We investigated the effect of grape temperature, at pressing, on aroma and flavour of MCCs. Over two vintages (2014 and 2015), we used grapes harvested from Robertson and Darling, stored at 0, 10, 25, and 30°C before pressing to obtain traditional style Chardonnay/Pinot Noir MCCs. Using free-sorting, the aroma and taste of the nine-months old MCCs were evaluated. Grapes chilled at 0 and 10°C were generally described as ‘fruity’, ‘fresh’ and ‘crisp’, warm grapes (25 and 30°C) were described as having ‘oxidised fruit’, ‘volatile acidity’ and ‘solvent-like’ aromas. We showed that the grape storage temperature has a significant effect on the aroma of MCCs aged nine-months, but not a significant effect on their flavour/taste.

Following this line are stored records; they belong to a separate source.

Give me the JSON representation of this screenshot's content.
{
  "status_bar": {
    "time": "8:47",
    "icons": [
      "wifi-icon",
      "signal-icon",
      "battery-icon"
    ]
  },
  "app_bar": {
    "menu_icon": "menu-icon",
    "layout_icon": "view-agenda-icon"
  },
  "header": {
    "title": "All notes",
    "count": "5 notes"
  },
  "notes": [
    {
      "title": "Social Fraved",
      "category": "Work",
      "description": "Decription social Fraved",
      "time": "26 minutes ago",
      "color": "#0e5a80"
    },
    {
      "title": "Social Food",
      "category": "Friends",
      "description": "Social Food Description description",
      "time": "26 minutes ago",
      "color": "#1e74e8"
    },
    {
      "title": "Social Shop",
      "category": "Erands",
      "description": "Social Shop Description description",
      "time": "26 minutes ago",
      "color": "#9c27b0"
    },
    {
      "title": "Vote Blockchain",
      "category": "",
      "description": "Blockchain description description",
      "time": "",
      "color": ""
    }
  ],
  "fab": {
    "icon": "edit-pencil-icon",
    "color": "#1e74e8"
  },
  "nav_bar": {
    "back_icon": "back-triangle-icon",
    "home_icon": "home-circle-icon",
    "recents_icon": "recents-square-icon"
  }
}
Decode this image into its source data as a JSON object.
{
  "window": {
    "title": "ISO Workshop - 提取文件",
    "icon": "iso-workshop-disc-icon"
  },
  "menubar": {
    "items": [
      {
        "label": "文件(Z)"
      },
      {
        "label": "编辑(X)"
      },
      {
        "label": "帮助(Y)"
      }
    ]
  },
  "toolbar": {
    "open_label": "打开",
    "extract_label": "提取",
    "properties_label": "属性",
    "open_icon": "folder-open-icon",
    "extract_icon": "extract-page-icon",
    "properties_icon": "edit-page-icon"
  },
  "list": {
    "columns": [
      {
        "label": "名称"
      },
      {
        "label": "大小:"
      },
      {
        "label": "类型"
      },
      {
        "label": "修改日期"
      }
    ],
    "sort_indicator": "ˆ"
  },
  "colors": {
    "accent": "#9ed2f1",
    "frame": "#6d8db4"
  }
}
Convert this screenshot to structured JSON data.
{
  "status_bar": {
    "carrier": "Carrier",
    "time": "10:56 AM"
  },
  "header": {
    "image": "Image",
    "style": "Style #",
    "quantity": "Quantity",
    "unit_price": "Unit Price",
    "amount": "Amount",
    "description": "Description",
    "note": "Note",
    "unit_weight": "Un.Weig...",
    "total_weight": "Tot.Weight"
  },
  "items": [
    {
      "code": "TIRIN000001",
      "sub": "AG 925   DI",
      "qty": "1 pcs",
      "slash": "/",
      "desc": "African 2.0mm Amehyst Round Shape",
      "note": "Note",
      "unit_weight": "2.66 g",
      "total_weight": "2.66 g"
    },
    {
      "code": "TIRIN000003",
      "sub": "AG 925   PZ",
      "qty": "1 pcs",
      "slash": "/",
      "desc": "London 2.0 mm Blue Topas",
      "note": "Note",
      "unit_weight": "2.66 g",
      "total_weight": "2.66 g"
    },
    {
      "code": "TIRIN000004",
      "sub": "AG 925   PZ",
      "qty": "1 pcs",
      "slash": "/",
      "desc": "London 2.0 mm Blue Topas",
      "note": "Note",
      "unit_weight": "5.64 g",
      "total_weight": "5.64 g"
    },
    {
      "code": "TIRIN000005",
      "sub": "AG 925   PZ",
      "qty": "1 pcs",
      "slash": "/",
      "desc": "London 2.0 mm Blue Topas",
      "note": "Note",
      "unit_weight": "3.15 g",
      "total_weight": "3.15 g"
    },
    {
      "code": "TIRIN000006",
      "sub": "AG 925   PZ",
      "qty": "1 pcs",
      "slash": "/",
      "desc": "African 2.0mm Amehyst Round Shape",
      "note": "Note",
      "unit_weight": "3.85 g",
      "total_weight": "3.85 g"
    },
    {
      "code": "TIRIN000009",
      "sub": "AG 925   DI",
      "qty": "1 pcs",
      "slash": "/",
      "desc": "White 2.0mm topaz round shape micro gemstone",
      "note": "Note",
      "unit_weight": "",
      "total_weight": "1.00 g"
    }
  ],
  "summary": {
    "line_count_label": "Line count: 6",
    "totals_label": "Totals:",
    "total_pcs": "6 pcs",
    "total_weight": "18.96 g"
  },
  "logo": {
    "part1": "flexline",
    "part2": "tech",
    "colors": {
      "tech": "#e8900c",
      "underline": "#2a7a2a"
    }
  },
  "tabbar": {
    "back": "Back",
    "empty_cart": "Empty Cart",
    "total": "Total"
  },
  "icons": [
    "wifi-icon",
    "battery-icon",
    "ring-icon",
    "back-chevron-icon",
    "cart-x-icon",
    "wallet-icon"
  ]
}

The authors would like to thank Winetech, THRIP and ARC-PDP for funding. They would also like to thank winemakers/cellarmasters/producers Craig Paulsen, Hannes Meyer, Pieter Ferreira, Lukas Wentzel and Charles Fox for assistance in the production of Cap Classiques. Special thanks to Dr Boredi Silas Chidi for his assistance throughout the project, as well as Prof Andrea Versari for his assistance with the proposal.
De la Presa-Owens, C., Schlich, P., Davies, H.D. & Noble, A.C., 1998. Effect of Méthode Champenoise process on the aroma of four V. vinifera varieties. American Journal of Enology and Viticulture 49, 289.
Chollet, S., Lelièvre, M., Abdi, H. & Valentin, D., 2011. Sort and beer: Everything you wanted to know about the sorting task, but did not dare to ask. Food Quality and Preference 22, 507 – 520.
Feuillat, M. & Charpentier, C., 1982. Autolysis of yeasts in Champagne. American Journal of Enology and Viticulture 33, 6 – 13.
Torrens, J., Riu-Aumatell, M., Vichi, S., López-Tamames, E. & Buxaderas, S., 2010. Assessment of volatile and sensory profiles between base and sparkling wines. Journal of Agricultural and Food Chemistry 58, 2455.
– For more information, contact Francois van Jaarsveld at email@example.com.